Journal of Youth Engagement

Journal of Youth Engagement

Campers siting on cabin steps holding a THINK CAMP sign

This is a great time to remind your families about One Happy Camper grants, which provide $700 to $1,000 for first-time campers. These grants have made it easier for so many families to give their children the best summers of their lives.

Ruben Arquilevich and Michelle Shapiro Abraham
Three students lighting hannukiot

One of my very favorite Hanukkah traditions is the practice of placing our lit menorahs in windows to share the miracle and joy of this holiday with our communities.

Ruben Arquilevich
Large group of smiling teens wearing matching blue shirts that say OMGJK

When I arrived at Temple Kol Ami Emanu-El in Plantation, FL, six years ago, the congregation’s junior high and high school programs were dealing with a problem that m

Josh Simon

Whether it’s in our congregations, at our camps, or in a NFTY program, we do ev

Michelle Shapiro Abraham

When we launched Kol Isha in August 2017, our aim was to create a space where NY Area teens driven by social justice could learn from each other, increase their feminist knowledge, develop skills to communicate their beliefs to others, and create tangible change through community-oriented projects within a Jewish social justice framework.
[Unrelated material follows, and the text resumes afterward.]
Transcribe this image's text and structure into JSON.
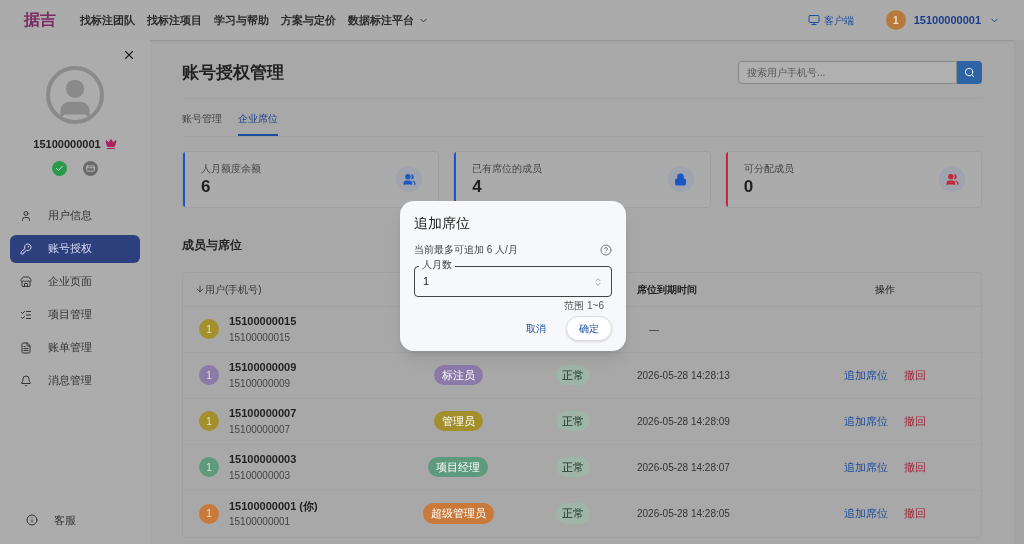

What we learned was much bigger and speaks to the goals that many of us have as we struggle with how to engage our youth in meaningful Jewish experiences.

Imogene Winkleman
Balancing Values in Post-B’nai Mitzvah Engagement

An enduring dilemma is one that is simultaneously old and new, can only be managed – not solved, and is very much a part of our day-to-day reality. There is no right answer, just two truths that cannot be ignored, and somewhere in the middle is the solution “for now.” How can we apply this idea to post-B’nai Mitzvah engagement?

Michelle Shapiro Abraham, Lisa Langer, Rachel Margolis
holistic youth engagement

When I started my job, I spent time getting to know families and what they wanted from educational experiences for their children and for themselves. It was clear there we needed a cohesive vision for lifelong learning, and unclear how learning and engagement were connected, if at all. Now, 3 ½ years later, we’re taking a holistic approach to Jewish lifelong learning.

Marisa Kaiser

We’re happy you asked! We are excited to introduce an executive summary highlighting the innovations in our field and offering questions for a guided reflection. Here’s how to use it:

Michelle Shapiro Abraham

Two years ago, Temple Judea in Coral Gables, FL made a dramatic shift in our K-6 religious education program. We were running a very good religious school, but we were not seeing the results we wanted in the areas of community building, positivity, or skill development. 

Beth Ellen Young

My high school friends called it “the black hole of death.” This was the (loving) name for “the Jewish events Julie goes to all the time that keeps her from hanging out with us on weeknights and weekends.” They were right to make note of the timing – in high school, I spent most of my time outside of school attending youth group events, leading board meetings, working at the synagogue, and serving as a madricha, a counselor.

Julie Bressler